Smoking in film in New Zealand: measuring risk exposure

BMC Public Health. 2006;6(1):243 DOI 10.1186/1471-2458-6-243

 

Journal Homepage

Journal Title: BMC Public Health

ISSN: 1471-2458 (Online)

Publisher: BMC

LCC Subject Category: Medicine: Public aspects of medicine

Country of publisher: United Kingdom

Language of fulltext: English

Full-text formats available: PDF, HTML

 

AUTHORS

Stockwell Alannah
Carroll Rebecca
Townsend Simon
Yi Jesse
Ah-Yen Damien
Chakrabarti Anannya
Okawa Ken
Smith Tara
Fry Bridget
Gale Jesse
Sievwright Andrea
Dew Kevin
Thomson George

EDITORIAL INFORMATION

Open peer review

Editorial Board

Instructions for authors

Time From Submission to Publication: 18 weeks

 

Abstract | Full Text

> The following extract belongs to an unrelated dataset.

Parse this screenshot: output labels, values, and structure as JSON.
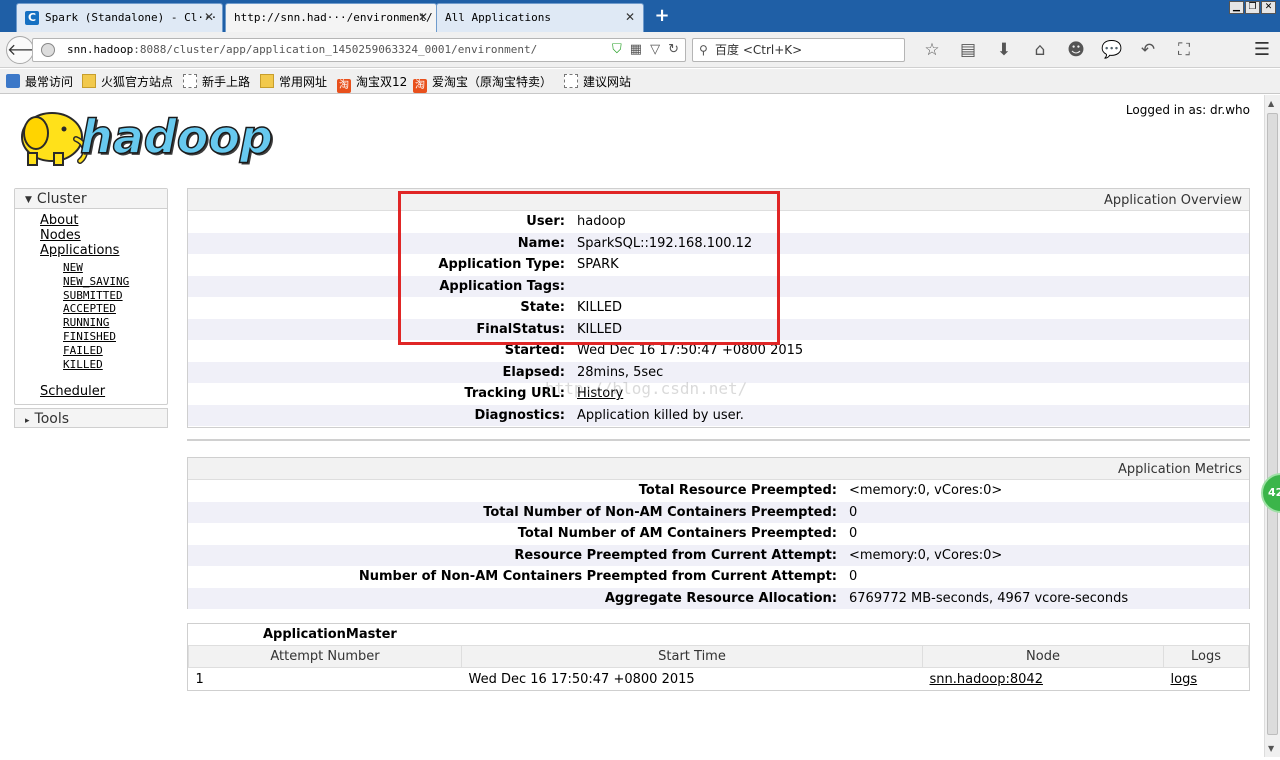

<p>Abstract</p> <p>Background</p> <p>Smoking in film is a risk factor for smoking uptake in adolescence. This study aimed to quantify exposure to smoking in film received by New Zealand audiences, and evaluate potential interventions to reduce the quantity and impact of this exposure.</p> <p>Methods</p> <p>The ten highest-grossing films in New Zealand for 2003 were each analysed independently by two viewers for smoking, smoking references and related imagery. Potential interventions were explored by reviewing relevant New Zealand legislation, and scientific literature.</p> <p>Results</p> <p>Seven of the ten films contained at least one tobacco reference, similar to larger film samples. The majority of the 38 tobacco references involved characters smoking, most of whom were male. Smoking was associated with positive character traits, notably rebellion (which may appeal to adolescents). There appeared to be a low threshold for including smoking in film. Legislative or censorship approaches to smoking in film are currently unlikely to succeed. Anti-smoking advertising before films has promise, but experimental research is required to demonstrate cost effectiveness.</p> <p>Conclusion</p> <p>Smoking in film warrants concern from public health advocates. In New Zealand, pre-film anti-smoking advertising appears to be the most promising immediate policy response.</p>